Your assignment:
Search the listing below for the string "header" and show each line that contains it.

Data excerpts:
========================
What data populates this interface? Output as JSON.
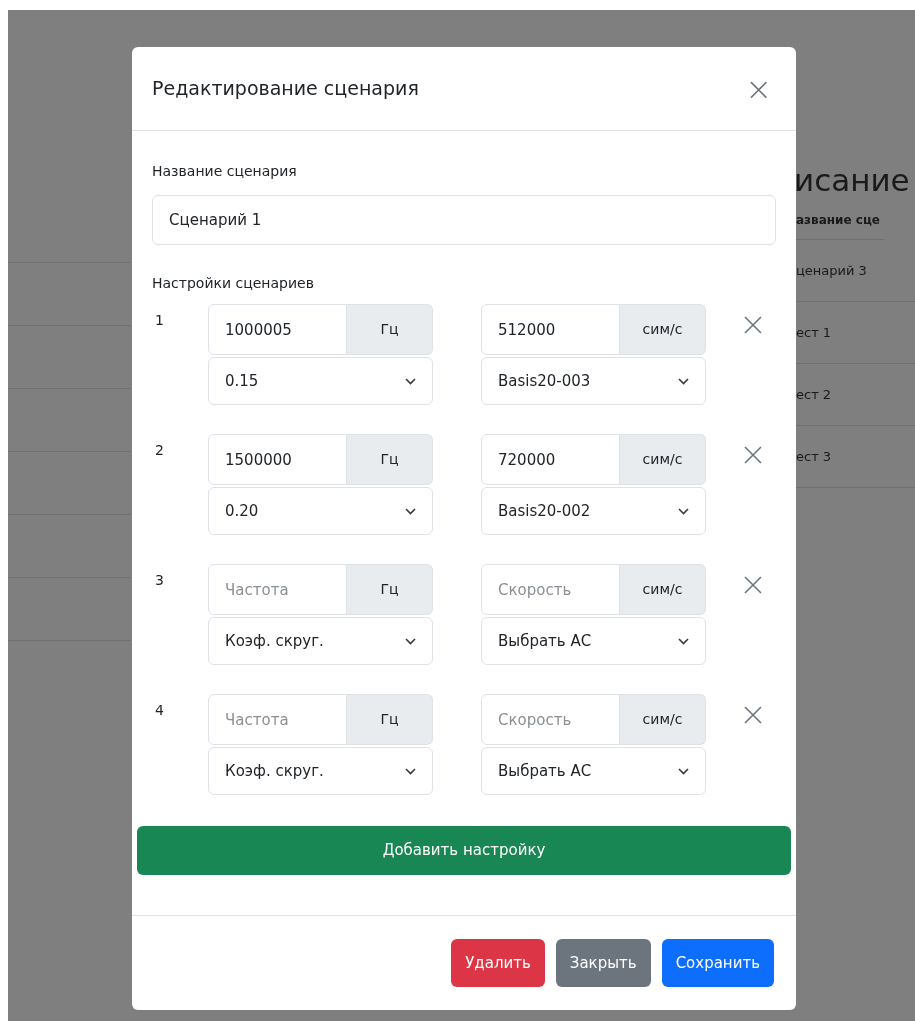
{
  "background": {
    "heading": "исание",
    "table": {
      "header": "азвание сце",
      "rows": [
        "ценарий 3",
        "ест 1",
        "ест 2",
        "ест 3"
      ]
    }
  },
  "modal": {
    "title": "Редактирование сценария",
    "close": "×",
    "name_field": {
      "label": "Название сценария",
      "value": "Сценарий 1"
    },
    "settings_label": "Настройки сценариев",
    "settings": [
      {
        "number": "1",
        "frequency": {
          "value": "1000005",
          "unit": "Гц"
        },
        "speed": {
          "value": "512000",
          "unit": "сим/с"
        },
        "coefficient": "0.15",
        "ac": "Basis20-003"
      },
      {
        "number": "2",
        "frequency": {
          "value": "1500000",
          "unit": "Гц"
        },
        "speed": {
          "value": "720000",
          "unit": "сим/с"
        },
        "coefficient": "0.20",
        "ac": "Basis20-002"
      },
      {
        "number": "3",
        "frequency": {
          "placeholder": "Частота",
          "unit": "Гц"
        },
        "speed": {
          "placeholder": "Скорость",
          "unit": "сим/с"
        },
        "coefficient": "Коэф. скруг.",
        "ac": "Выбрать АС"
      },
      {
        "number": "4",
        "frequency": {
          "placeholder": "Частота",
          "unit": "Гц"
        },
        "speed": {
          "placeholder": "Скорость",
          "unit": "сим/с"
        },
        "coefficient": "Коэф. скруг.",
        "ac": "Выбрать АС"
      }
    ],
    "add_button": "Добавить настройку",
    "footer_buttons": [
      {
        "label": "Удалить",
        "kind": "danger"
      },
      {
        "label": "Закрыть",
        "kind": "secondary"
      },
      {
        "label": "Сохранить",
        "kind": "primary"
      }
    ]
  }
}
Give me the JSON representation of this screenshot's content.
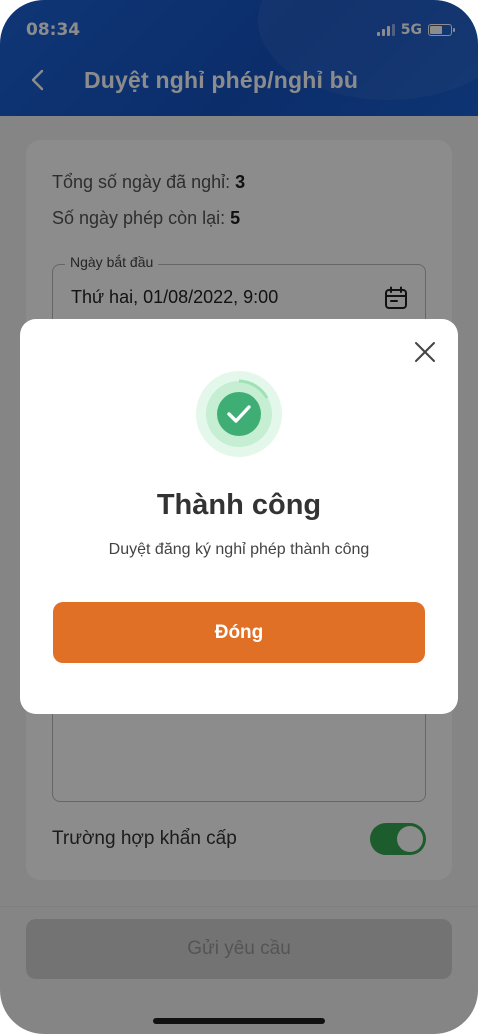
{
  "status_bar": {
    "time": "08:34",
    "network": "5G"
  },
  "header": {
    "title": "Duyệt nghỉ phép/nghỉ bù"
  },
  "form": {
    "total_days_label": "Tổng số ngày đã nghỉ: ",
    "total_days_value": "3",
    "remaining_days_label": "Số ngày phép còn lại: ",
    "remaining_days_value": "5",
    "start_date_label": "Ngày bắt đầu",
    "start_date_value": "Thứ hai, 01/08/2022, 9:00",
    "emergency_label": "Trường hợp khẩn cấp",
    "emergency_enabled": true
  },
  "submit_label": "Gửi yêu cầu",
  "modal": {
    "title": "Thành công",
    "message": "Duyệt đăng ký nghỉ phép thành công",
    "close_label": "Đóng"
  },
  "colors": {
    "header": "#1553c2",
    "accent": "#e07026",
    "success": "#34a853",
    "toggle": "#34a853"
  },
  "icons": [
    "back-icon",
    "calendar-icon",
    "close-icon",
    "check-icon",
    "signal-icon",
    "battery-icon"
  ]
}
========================
Expected output:
      "header": "азвание сце",
  "header": {
    "header": "#1553c2",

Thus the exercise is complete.